There was a Catholic Father in his 80s and the readers certainly will adore this old priest particularly in the current world wide scandals of Catholic priest behaviors one would wonder why such kind of conduct is so prevalent in Western culture.
Hessler is a frequent jogger and hiker in the country side that brings him in contact with rural peasants and their families. Such encounters brings wonderful visits between him and the common peasants who often invited him to their house for tea or even meal and that is a common tradition Chinese do with people they like and rarely be discouraged by the humbleness of their homes.
Another daily routine of Hessler is his meals at the very inexpensive restaurants or roadside stand eating places from someone who brought simple, but tasty, food to sell on the sidewalks. But there were two ugly incidents Hessler had to confront, one was a woman who might be a part time prostitute, and the other was a small mid-aged shoe shine fellow, and these were the two incidents Hessler did not settle with kind words. While reading the incident between him and shoe shine small mid-aged man, I wrote my marginal comments in the book that Hessler was one who had gone to study at Princeton University and then two more years at Oxford, but could not take a more thoughtful gentlemanly approach toward this little fellow who clearly resented this wai guo ren (foreigner) privileges.
Throughout the book Hessler introduced Chinese expressions or words and one particular expression is bu dui (wrong, incorrect) often used by his Chinese teacher Liao when Hessler made a mistakes or said things she did not agree.
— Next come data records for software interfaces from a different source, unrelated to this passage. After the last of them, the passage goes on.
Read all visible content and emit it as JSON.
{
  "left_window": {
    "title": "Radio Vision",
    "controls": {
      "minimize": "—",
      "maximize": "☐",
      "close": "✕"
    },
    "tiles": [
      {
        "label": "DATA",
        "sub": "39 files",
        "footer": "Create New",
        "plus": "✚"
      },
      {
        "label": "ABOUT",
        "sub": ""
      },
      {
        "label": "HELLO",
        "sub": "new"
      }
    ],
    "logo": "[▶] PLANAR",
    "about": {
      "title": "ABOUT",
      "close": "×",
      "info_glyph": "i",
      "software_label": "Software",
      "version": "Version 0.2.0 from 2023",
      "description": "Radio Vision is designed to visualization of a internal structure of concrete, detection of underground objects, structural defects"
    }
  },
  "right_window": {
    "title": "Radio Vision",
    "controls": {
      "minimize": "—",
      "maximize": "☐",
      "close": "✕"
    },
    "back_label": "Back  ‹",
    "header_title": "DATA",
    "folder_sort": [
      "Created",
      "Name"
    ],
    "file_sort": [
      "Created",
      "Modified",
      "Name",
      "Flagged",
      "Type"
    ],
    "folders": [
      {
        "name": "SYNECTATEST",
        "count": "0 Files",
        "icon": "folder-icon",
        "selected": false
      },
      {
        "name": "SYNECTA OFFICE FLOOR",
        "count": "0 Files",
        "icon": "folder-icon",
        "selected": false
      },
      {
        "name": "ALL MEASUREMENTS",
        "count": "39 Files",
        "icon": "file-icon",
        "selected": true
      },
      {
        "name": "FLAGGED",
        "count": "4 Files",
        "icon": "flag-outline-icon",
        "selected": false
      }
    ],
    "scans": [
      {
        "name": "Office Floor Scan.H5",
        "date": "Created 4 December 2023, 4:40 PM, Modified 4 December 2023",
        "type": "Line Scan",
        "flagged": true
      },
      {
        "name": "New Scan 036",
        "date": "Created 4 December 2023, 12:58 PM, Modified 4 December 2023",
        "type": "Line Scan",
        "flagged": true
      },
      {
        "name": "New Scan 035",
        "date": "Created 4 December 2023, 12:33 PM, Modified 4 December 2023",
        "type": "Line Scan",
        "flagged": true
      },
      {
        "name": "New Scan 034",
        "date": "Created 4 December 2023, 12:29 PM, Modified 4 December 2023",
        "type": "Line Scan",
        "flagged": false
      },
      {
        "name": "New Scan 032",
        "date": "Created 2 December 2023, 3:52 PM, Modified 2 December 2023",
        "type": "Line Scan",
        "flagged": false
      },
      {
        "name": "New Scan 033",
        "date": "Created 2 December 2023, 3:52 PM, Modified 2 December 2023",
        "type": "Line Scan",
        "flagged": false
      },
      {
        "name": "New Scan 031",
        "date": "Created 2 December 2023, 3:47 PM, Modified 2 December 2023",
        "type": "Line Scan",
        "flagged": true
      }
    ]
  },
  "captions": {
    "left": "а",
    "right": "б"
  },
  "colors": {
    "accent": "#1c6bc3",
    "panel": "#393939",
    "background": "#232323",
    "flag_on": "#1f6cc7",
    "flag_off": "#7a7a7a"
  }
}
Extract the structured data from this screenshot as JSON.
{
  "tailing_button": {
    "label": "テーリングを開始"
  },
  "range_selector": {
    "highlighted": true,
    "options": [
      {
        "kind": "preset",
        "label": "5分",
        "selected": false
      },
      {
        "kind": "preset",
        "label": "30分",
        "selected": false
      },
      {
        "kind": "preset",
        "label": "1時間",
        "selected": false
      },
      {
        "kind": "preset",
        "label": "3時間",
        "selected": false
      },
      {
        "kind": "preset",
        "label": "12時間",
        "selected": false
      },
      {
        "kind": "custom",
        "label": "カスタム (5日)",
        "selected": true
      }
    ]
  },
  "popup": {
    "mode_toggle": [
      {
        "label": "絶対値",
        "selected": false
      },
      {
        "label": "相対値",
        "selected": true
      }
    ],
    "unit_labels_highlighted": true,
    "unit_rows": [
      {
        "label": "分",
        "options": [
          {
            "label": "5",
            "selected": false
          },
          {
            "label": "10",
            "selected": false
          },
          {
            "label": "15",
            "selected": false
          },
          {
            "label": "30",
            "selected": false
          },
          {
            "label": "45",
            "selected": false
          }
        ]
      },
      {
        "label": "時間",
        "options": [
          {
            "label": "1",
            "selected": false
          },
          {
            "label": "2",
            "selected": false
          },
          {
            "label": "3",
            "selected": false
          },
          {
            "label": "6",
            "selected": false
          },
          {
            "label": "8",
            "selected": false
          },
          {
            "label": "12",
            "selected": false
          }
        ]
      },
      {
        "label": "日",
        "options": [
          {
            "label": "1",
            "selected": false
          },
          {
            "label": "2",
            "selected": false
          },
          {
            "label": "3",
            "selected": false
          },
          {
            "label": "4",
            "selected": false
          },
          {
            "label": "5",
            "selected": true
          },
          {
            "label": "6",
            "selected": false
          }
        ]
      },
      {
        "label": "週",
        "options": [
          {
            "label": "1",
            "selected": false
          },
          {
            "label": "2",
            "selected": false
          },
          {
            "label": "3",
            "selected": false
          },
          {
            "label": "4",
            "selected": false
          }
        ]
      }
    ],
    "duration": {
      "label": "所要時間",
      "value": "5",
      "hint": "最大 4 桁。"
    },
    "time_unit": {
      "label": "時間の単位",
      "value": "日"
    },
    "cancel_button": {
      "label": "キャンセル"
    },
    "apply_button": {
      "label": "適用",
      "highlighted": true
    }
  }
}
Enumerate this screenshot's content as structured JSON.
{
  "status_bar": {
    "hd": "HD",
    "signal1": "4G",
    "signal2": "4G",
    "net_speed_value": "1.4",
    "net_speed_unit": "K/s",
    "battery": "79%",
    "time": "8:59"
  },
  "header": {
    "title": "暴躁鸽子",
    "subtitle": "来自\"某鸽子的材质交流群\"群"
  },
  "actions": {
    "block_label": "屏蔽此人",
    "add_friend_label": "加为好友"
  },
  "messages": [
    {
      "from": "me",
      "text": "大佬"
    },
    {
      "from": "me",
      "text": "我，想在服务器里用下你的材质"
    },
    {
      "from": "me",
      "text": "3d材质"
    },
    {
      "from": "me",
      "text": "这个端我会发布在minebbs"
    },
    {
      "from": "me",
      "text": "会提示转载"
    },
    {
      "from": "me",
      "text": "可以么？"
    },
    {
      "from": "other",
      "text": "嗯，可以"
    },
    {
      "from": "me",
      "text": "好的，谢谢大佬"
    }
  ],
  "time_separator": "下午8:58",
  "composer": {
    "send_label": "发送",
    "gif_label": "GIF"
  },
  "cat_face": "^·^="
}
But I would suggest to him, and other writers of this kind of writing, to introduce certain good and helpful expressions to Western readers. It is proper and respectful to address a college teacher as Professor Smith but it is not very respectful at all to address a teacher as Teacher Liao, in America or in China. The correct and respectful way in Chinese language is Liao Laoshi (ÀÏÊ¦¡ÖOld Master, Honorable Teacher). If insisted, a translation such as Master Teacher Liao . The word or character Lao (ÀÏ¨T old) should NOT be literally translated as old in American-English when used as part of a respectful title, because the word old, in American-English contains much negative, weak, bad and undesirable quality implications while the opposite is true in Chinese language; it means experience, wisdom, knowledge and maturity through life-long years. In fact, this writer of this review would be happy to testify that in his retirement years he has had much more opportunities to reflect and think as deeply as he knows how and study as widely as he is able to on various subjects he could not have done when a younger person, say at age of 50 or even 65! However, one universal aspect of not being readily to consider innovative new ideas is quite often brushed aside in many folks in more advanced age, perhaps, undesirable characteristics of aging.
(Footnote: I have read Hessler's second book Oracle Bones, so the 5-Star rating is saved for that book!)